.

Heart on Their Rock and Roll Hall of Fame Induction: 'We Weren't Sure It Was Real'

'Just when you think rock & roll has a shape, it outsmarts you'

Ann and Nancy Wilson of Heart.
Larry Marano/Getty Images
December 11, 2012 2:10 PM ET

Heart, who have been eligible for induction into the Rock and Roll Hall of Fame for more than a decade, finally made the cut this year, joining Rush, Public Enemy, Randy Newman, Albert King and Donna Summmer in the class of 2013.

"I wasn't quite sure this was real when I got the news," Ann Wilson tells Rolling Stone. "We've just had this long running joke about it for so many years. But I got the text while I was at the airport and it took a little while to sink in."

From the Archive: Heart Attack (1980)

What was your first reaction to the big news?
Ann:
We were just getting back from the Kennedy Center Honors and we were caught up in all that. Then I got the news. I went, "Holy shit! Really?"  

Wow, so you heard right after playing "Stairway to Heaven" for Led Zeppelin and President Obama?
Ann:
Yeah, no pressure or anything. [Laughs] Doing that song for Led Zeppelin was like being asked to recreate the Bible for the Pope. 

Did you have doubts about whether or not you were ever going to get into the Hall of Fame? 
Ann: Definitely. Some people have an idea of what the shape of rock & roll is supposed to look like, and we're not really it. Personally, that's why I think it's taken quite a while. But then just when you think that rock & roll has a shape, it kind of outsmarts you, because it's a rebel.

How does this rank with previous honors you've received?
Ann:
Oh, my God, it's by far the biggest one. By far.

Nancy: It's the sweetest of all things. The band has been working hard and touring for the past 35 years without much stopping. It's really good to go, "Hey, someone noticed."

Ann: We're always out there doing it. We're always onstage. We're always traveling. It can start to feel like you're a tree falling in the forest, but nobody notices. So this kind of acknowledgement is really sweet.

It's a pretty nice lineup of artists this year.
Ann:
I was especially happy for Rush, and also for Randy Newman. Definitely those two in particular.
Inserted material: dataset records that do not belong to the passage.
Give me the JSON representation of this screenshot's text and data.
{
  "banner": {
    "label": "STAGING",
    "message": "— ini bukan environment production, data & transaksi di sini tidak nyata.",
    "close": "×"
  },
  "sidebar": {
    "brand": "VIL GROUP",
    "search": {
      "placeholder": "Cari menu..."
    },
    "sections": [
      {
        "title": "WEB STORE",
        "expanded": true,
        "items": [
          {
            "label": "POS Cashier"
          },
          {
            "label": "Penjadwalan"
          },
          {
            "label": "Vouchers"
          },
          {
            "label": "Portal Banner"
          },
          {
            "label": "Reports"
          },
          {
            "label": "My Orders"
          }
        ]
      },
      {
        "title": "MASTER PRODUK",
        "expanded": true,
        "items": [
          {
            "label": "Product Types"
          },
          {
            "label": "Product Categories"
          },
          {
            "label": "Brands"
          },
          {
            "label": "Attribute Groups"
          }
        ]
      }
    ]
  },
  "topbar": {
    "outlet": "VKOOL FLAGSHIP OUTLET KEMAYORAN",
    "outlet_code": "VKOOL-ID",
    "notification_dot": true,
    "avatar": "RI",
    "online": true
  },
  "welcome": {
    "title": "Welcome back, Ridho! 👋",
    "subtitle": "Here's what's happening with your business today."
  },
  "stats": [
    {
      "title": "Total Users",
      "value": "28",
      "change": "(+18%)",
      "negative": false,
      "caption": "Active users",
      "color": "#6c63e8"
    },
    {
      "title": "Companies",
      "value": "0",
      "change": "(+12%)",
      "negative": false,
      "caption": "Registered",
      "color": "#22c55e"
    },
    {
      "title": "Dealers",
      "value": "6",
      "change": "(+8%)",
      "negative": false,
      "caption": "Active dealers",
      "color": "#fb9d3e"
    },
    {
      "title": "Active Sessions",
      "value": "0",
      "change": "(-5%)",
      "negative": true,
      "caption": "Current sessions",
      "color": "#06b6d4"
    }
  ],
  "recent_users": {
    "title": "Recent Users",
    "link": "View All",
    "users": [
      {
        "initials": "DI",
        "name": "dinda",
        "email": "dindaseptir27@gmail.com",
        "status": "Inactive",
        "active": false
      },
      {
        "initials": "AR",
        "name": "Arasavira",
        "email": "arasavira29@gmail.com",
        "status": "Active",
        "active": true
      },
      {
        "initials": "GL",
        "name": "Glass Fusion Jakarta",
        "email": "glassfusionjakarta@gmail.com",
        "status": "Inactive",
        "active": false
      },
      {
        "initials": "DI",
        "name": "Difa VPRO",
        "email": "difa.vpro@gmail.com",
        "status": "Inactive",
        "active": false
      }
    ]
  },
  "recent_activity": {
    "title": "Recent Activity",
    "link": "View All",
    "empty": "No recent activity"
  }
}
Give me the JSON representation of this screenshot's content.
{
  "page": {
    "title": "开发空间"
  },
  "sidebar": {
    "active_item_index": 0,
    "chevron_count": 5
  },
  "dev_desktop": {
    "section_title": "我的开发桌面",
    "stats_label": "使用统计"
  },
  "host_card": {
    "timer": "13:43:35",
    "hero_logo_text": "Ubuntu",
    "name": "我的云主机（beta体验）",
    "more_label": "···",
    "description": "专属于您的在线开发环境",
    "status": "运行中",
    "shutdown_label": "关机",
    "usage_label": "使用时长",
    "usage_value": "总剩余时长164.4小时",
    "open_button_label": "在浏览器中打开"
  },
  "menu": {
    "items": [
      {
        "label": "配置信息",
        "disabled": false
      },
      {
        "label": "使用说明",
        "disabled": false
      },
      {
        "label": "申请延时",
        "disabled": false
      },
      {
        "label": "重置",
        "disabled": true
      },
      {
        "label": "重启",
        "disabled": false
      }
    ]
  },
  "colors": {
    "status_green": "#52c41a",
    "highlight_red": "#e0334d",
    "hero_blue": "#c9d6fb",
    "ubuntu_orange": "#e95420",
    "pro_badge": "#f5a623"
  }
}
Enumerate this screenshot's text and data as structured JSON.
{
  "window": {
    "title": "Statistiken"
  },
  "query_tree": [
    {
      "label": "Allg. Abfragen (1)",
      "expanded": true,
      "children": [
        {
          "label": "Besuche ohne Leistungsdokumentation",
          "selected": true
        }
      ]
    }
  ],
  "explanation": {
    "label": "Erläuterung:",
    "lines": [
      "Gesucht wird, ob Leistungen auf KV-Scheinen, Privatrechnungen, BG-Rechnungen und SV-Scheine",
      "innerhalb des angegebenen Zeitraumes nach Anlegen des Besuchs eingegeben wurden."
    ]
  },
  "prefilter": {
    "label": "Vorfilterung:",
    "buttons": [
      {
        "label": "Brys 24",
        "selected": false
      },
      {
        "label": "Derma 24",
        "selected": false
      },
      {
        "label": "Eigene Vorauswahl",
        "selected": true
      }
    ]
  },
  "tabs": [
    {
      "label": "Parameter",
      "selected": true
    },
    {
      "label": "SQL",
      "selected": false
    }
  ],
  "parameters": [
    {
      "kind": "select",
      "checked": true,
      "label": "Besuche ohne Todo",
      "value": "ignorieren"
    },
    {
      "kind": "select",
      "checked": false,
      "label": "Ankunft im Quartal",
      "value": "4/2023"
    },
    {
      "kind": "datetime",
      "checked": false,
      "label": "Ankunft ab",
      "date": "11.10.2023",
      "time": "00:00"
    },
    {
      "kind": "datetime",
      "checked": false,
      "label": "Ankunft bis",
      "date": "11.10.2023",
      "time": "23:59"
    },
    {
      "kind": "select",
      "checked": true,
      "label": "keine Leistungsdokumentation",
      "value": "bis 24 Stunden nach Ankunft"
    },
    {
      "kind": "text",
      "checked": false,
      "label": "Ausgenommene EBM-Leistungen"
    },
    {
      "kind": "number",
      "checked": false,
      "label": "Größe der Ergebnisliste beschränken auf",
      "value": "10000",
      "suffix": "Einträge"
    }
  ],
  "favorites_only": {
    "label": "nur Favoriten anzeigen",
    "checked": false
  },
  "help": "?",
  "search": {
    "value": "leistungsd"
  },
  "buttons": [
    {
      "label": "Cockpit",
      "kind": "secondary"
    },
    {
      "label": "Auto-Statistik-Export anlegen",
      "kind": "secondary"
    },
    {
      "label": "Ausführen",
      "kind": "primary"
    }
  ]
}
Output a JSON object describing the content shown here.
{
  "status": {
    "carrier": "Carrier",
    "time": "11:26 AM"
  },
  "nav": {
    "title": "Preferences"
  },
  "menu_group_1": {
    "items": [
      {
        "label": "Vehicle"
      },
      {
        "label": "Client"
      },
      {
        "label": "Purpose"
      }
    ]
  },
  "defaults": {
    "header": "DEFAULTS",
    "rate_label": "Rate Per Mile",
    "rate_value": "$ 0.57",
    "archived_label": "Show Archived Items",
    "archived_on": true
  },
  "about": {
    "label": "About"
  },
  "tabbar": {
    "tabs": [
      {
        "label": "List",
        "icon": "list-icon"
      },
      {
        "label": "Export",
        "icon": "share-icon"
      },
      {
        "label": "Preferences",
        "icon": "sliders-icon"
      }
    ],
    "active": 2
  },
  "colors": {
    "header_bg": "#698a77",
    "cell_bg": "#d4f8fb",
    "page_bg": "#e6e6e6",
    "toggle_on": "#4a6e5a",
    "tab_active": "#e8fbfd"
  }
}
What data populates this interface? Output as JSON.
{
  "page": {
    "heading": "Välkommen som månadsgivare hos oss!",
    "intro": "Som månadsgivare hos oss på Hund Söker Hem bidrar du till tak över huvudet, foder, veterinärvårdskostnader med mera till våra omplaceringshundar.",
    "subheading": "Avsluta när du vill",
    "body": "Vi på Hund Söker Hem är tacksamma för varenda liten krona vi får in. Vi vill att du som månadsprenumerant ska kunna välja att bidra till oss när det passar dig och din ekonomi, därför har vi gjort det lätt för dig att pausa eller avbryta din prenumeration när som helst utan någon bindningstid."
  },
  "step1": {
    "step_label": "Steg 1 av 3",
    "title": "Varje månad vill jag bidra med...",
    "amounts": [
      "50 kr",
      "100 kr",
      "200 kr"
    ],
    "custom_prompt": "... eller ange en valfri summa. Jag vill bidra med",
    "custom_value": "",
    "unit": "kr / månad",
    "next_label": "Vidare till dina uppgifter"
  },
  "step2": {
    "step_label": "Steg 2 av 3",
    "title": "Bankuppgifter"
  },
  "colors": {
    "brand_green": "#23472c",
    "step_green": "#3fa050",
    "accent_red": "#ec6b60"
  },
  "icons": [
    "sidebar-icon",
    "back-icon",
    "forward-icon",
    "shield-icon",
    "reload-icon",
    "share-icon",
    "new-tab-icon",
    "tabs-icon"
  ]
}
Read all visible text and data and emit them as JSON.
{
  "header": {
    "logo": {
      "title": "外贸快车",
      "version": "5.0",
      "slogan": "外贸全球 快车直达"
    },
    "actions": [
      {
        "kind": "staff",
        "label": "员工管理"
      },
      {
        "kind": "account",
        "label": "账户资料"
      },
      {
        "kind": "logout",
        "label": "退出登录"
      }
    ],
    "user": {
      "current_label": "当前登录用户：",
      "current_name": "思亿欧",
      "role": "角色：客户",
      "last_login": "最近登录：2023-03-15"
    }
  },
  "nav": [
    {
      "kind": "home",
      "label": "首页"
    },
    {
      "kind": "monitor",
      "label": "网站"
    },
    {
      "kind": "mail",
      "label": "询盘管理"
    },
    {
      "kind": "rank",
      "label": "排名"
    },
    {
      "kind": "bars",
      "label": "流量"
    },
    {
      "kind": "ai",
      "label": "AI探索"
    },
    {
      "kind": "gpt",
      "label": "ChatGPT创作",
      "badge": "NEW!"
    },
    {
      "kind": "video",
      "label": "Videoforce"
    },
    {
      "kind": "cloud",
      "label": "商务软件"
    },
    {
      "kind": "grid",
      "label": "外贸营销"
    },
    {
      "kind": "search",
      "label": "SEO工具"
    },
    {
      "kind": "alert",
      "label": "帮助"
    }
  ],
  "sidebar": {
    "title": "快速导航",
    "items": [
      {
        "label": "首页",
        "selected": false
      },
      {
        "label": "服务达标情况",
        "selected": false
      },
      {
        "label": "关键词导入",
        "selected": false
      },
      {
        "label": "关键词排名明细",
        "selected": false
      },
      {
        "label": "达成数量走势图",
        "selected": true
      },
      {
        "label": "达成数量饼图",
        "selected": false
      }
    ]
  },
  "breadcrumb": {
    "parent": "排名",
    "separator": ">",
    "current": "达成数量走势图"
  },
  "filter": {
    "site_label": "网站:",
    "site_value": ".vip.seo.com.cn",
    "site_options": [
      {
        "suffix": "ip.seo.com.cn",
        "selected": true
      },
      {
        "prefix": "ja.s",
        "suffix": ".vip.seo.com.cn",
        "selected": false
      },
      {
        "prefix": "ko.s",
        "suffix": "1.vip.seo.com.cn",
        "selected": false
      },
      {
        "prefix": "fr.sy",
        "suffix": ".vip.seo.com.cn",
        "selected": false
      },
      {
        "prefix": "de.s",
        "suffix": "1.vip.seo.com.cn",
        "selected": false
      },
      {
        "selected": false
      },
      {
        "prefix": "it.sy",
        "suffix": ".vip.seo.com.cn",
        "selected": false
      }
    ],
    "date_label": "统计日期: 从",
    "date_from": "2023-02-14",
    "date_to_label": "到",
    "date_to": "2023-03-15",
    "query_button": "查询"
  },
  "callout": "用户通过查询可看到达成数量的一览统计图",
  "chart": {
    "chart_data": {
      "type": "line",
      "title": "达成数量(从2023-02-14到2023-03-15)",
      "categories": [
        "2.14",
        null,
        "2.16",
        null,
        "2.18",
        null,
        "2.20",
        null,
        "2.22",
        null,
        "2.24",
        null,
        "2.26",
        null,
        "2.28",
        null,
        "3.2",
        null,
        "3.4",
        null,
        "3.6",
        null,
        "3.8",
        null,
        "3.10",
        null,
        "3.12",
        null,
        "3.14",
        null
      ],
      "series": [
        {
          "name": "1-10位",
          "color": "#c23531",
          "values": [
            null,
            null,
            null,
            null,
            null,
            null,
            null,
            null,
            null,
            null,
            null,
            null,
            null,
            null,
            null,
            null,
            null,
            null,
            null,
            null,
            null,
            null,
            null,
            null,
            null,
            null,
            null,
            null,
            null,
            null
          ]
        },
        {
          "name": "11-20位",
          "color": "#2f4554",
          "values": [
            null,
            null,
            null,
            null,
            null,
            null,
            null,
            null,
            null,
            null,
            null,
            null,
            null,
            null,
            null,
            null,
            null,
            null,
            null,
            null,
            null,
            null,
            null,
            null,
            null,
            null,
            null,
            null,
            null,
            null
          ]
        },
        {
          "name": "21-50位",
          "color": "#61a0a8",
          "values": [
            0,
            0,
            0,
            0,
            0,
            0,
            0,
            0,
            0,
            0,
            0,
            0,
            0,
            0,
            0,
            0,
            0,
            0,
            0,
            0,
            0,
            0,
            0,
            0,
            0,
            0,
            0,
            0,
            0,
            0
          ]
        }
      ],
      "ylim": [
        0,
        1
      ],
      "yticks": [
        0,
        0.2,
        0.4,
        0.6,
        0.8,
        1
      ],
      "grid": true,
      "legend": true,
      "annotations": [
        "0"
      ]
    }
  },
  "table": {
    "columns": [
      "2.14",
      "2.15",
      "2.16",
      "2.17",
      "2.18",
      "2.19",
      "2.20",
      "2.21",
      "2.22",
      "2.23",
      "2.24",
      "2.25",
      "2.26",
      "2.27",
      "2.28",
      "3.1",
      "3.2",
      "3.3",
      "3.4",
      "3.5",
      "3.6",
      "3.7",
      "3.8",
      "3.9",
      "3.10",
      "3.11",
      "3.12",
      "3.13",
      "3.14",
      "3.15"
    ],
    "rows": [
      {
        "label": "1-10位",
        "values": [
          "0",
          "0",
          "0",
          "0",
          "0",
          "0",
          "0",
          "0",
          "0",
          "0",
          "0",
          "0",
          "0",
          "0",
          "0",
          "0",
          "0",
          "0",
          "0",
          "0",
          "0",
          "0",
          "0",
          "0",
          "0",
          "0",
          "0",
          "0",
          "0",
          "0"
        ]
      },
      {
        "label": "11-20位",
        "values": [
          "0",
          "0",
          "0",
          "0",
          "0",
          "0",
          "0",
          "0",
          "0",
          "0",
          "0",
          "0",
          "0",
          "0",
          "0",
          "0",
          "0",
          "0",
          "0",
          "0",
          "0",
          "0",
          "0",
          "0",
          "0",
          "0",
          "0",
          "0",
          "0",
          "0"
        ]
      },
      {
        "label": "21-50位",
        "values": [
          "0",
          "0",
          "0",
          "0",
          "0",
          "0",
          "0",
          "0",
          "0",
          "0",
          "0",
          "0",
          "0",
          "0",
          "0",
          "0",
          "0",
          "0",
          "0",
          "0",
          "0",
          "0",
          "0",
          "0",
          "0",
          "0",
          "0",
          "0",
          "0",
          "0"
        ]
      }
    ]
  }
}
It's hard to picture that jam session at the end of the night.
Nancy:
I don't think anyone does Rush songs except for Rush. That would require weeks of rehearsal.

Heart's Ann Wilson on the Band's Early Days and Setting an Example

I don't know who exactly in the band they are taking in, but I assume it'll be the Dreamboat Annie lineup.
Ann:
That's speculation. I think they'll be all be inducted, but the performing part might be different because of the whole Ann and Nancy Wilson versus the Heart band. We've been playing with our current band way, way longer than that. You know this is one of those things we'll need to dust off among ourselves. But we're both really happy if the initial lineup of guys gets acknowledged. 

But you're not willing to perform with the old lineup?
Ann:
No. Nope. 

I've seen some very awkward moments at the podium by bands that didn't get along. Blondie comes to mind.
Ann:
I think we're all going to be gracious.

Nancy: Yeah, that's beautifully put. We're notorious for living up to our namesake. We're all about love. That's how we roll, even when it's to a fault. 

It's always a very emotional evening. I think some people don't even realize that until they step up to the podium.
Ann:
That's what someone was telling me. They said that before John Mellencamp was inducted he spent a lot of time saying he didn't care, that it was bullshit. When he walked up to the podium, it hit him right between the eyes and took his breath away. I just know that's gonna happen to me. I get choked up.

This is the acknowledgement of a lot of hard work, and a lot of faith and trying to create something for a greater purpose. People get into this thinking it'll make them popular or get them friends or make them money. But none of those things really end up . . . If you're here long enough it becomes about the joy and inspiration of doing it.

To read the new issue of Rolling Stone online, plus the entire RS archive: Click Here

prev
Music Main Next

blog comments powered by Disqus
Around the Web
Powered By ZergNet
Daily Newsletter

Get the latest RS news in your inbox.

Sign up to receive the Rolling Stone newsletter and special offers from RS and its
marketing partners.

X

We may use your e-mail address to send you the newsletter and offers that may interest you, on behalf of Rolling Stone and its partners. For more information please read our Privacy Policy.

Song Stories

“I Was Made to Love Her”

Stevie Wonder | 1967

Stevie Wonder discovered true love while still a teenager, writing this ode to young love when he was only 17. The song, Wonder explained, "kind of speaks of my first love, to a girl named Angie, who was a very beautiful woman. She's married now. Actually, she was my third girlfriend but my first love. I used to call Angie up and we would talk and say, 'I love you, I love you,' and we'd talk and we'd both go to sleep on the phone.” The Beach Boys, Chaka Khan, Whitney Houston and Boyz II Men have all recorded versions of "I Was Made to Love Her."

More Song Stories entries »
 
www.expandtheroom.com